Smokers gain an average of 4 kg when they stop smoking. However, research and studies of teaching smokers to diet to keep off weight gain to increase quit rates found just the opposite —dieting caused more relapse.
Research has shown that smokers are four times more likely to give up smoking with the help of a support programme
The National Centre for Smoking Cessation and Training (NCSCT) is a social enterprise committed to support the delivery of effective evidence-based tobacco control programmes and smoking cessation interventions provided by local stop smoking services.
Attendance of a behavioural support programme facilitates smoking cessation
Motivation to attend behavioural support is an important factor to stop smoking – it is essential to find a local stop-smoking service. Stop smoking programs assist smokers to identify and cope with some of the problems that can come up during the quitting procedure. In addition they provide support and encouragement in staying smoke-free. Research indicates that the best programs will include either individual or group counselling.
Although self help kits and on-line methods are helpful it is important to bear in mind the relevance of maintaining motivation – which may come from individual or group counselling.
Every year around a million smokers, especially women, use No Smoking Day to try to quit. The No Smoking Day charity estimates that more than 1.5 million smokers have quit for good since its launch in 1983 and with all the new treatments, one-third of smokers who quit now do so via treatment, a rate of treatment use greater than that for alcoholism or obesity.

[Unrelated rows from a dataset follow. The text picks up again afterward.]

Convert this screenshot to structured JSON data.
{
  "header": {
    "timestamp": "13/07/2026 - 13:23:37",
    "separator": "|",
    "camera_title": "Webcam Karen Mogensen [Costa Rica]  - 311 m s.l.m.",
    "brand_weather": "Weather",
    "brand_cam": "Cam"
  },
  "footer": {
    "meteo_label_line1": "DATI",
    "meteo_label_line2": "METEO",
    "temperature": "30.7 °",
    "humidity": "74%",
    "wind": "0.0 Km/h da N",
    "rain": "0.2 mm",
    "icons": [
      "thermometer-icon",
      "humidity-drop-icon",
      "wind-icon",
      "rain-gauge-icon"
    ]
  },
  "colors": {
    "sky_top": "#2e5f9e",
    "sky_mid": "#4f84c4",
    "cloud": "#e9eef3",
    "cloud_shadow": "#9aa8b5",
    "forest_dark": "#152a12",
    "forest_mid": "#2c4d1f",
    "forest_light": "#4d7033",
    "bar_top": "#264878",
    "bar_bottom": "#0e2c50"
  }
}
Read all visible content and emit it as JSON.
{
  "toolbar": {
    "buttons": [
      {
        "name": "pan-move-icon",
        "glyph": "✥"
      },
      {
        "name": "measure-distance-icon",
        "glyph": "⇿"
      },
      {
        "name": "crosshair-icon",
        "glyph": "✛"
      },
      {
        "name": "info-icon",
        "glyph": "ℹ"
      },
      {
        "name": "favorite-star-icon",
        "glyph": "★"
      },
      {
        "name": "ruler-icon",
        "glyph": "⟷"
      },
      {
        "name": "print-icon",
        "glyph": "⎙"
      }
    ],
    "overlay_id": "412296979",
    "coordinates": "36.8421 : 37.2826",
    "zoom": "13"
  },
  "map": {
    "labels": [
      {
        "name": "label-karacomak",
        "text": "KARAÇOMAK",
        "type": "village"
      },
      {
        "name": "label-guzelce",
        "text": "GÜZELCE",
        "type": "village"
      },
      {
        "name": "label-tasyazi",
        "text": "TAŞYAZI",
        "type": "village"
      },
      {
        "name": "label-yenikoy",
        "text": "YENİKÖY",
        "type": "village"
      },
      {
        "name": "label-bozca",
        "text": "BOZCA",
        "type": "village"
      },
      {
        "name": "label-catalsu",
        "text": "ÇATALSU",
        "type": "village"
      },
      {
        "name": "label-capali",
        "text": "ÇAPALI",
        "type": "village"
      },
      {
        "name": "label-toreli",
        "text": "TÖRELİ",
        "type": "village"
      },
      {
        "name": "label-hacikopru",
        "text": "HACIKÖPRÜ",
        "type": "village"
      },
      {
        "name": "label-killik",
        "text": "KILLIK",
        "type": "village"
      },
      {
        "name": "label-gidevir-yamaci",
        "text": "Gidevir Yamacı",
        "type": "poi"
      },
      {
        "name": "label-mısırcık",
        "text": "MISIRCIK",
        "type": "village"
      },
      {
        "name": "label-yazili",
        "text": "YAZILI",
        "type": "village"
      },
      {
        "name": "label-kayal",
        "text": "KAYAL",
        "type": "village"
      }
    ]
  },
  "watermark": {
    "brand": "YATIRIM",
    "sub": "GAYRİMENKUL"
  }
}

At any given time, only about 10% of smokers are planning to quit in the next month, 30% are contemplating to quit in the next 6 months, 30% plan to quit at some unknown time, and 30% have no plans to quit. Unfortunately, half of smokers never quit.
To stop smoking completely is the single most important thing a person can do to improve their health.
“Smoking is hateful to the nose, harmful to the brain and dangerous to the lungs.” King James I.